Remembering Yesterday’s Summer
“I gat one for ya.” His eyes twinkle with nostalgia as his gray hairs glisten in the late afternoon sun. He pulls his readers out of his breast pocket, slides them carefully on his face, and searches precariously through the book of CDs.
“Well, how long is it going to take for you to find it, Ol’ Man?” The crowd roars with laughter as Uncle Jay pulls one after another out before putting them back a few more times.

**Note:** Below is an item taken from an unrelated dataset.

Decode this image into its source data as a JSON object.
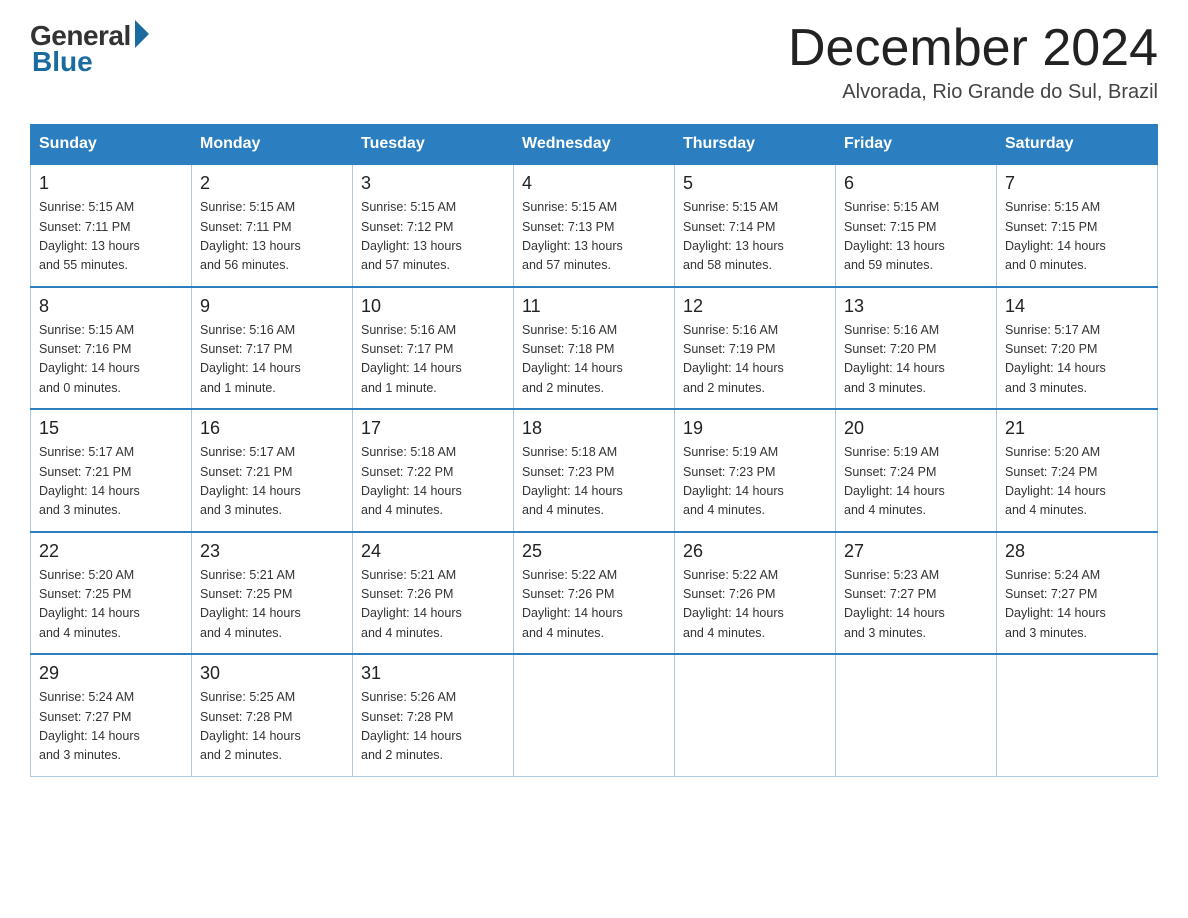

Putting the chosen CD in and turning the volume up a couple more notches, Uncle Jay snatches his glasses off with his left hand, sticking them back into the breast pocket of his flowered button-down. “Whachu know ’bout that, Young Blood?” The faint thump of drums before the rest of the music oozes in washes over the yard. He closes his eyes and sways with fists clenched to his chest and elbows counting out the rhythm.
“Aww, shit!” In seeming choreographed recognition, lawn chairs rear back as vaselined black bodies lean as perfectly poised plastic cups full of gas station ice and corner store Budweiser allow no drop to spill.
Though you may not drive a great big Cadillac
TV antennas in the back
Ponytails fly in the breeze as little girls run from little boys playing shoot ’em up. They weave carelessly between the knees of grandfathers and uncles, trying to avoid spritzes from neon-colored water guns.
“I said, ‘bring the rest of that potato salad out here!'” Mama yells to one of the teenaged girls putting on lip gloss near the door.
“I heard you!” she snaps back before Auntie slaps her hard in the back of the head for getting smart with her sister.
“You better get her, Girl! She gon’ make me lose my religion out here!”
The bounce of the basketball in the alley and bodies slamming hard against garbage cans send a flurry of profanity into the air.
“What?!? This street ball, nigga. Ain’t no fouls out here!”
“Whatever, man,” as the bounce of the ball resumes and t-shirts climb up to wipe away sweat from foreheads.
“Take this plate across the street for Miss Mabel, Suga,” Mama tells one of the boys who stops chasing his cousin to tie his shoe. “Tell her we’ll bring her pound cake over there once it cools off.”
“Yes, Ma’am,” he says, running toward the front of the house with the foil-covered plate guiding the way.
Daddy slides up next to Mama, patting her on her backside and kissing her on the neck as he slides a rib from the pan.
“I see you, Boy! You ain’t slick!” She giggles as she shoos him away from her unblessed food.
“I love yo’ cookin’, Baby! I can’t help it,” he says as he two steps back to his lawn chair to hold court in the middle of the yard.
“I got three and a possible!” sounds from the card table in the shade. “Y’all ain’t ready for us!”
“Whachu think this is? I’m gon’ whoop yo’ ass in Spades, and if you act right, I’m gon’ whoop yo’ ass in some Dominos, too!”
“Daaaammmnnn!” The we-got-next-ers croon into their fists.
In anticipation of the chorus, the yard slides into quiet with only the clink of hair beads, the slapping of cards on the table, and the bounce of the basketball in the alley supporting the backdrop of the music.
Diamond in the back
Diggin’ the scene
With a gangsta lean
And backyard choir sings.